Wenick was also able to identify his work truck in the video, as well as a piece of heavy machinery that he said belongs to the U.S. Fish & Wildlife Service. And in a photo of defendant Ken Medenbach, Wenick pointed out that the U.S. Fish & Wildlife Service symbol on the door had been covered. He testified that it was damaged in that process. The ecologist also was able to identify through photos an ATV assigned to him being ridden by several people armed with weapons. Wenick said they were not government employees.
He also said that some of his files are still missing from his office. Wenick also said that when one his employees returned to the refuge after the occupation, her office looked like a “technological sweatshop.” He said there was chewing tobacco spit on the walls and personal photos, several computers scattered about and a scanner in the office that didn’t belong to the refuge.
The court also learned that two jurors said that they saw defendant Neil Wampler on the MAX train Tuesday morning as they were heading into court.
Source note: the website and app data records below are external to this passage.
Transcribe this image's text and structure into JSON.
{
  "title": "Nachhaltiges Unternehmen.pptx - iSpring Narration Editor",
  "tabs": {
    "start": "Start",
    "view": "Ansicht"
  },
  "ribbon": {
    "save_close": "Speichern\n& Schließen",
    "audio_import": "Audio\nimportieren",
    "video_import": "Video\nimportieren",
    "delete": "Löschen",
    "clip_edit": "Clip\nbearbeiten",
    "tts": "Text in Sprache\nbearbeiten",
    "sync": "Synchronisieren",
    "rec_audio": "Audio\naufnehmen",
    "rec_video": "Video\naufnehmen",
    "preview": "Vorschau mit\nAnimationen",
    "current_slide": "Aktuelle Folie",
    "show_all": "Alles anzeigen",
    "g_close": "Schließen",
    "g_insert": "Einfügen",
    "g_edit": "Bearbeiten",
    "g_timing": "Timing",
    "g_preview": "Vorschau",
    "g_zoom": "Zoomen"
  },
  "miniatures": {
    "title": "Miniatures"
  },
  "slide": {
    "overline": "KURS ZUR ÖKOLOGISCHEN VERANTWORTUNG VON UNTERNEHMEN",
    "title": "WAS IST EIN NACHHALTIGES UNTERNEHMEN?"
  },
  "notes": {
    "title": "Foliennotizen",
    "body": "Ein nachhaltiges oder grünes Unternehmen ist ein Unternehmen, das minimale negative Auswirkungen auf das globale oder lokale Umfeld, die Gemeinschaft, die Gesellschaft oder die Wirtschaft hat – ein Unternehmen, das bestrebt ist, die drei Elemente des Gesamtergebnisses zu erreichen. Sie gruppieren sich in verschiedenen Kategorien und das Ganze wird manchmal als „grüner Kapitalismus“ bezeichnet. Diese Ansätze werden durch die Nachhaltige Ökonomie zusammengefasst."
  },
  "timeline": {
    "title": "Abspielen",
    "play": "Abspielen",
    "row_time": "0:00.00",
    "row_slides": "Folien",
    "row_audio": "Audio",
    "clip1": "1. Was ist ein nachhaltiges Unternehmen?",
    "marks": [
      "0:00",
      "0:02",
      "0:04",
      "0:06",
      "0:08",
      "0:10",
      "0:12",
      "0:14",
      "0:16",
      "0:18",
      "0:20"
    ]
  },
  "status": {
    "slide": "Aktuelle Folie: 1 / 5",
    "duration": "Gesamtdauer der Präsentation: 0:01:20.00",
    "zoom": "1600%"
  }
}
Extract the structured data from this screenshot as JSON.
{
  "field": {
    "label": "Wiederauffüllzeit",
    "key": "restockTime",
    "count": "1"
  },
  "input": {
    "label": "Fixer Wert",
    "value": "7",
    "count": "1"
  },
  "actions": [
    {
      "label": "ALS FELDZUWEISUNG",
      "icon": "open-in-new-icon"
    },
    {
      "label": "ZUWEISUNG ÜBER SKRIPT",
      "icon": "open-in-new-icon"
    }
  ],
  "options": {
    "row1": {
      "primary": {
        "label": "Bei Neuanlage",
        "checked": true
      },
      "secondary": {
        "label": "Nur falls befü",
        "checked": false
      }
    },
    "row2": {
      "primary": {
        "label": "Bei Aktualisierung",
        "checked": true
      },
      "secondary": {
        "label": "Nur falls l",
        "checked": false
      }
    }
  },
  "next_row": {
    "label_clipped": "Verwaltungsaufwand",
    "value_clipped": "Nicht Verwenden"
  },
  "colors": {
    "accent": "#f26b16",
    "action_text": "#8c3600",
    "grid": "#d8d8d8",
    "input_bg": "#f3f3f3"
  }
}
The jurors don’t think that he recognized them and it didn’t seem to be a larger issue, but Judge Anna Brown said it showed how diligent the jury is being about limiting its exposure to outside information about the trial.
The day wrapped up with testimony by the Oregon State Police patrol officer who arrested defendant Ken Medenbach and an FBI special agent who flew over the refuge during the occupation and captured video — footage that showed white trucks blocking the front and back gates to the refuge
The government said the case is moving much faster than they anticipated. They could rest as early as Monday or Tuesday.
Subscribe To 'This Land Is Our Land'
Subscribe to "This Land Is Our Land" on NPR One, Apple Podcasts or wherever you find your podcasts. Find comprehensive trial coverage at OPB.org/ThisLand.
Share your thoughts on the trial with us on Facebook and Twitter, or by emailing us directly at email@example.com.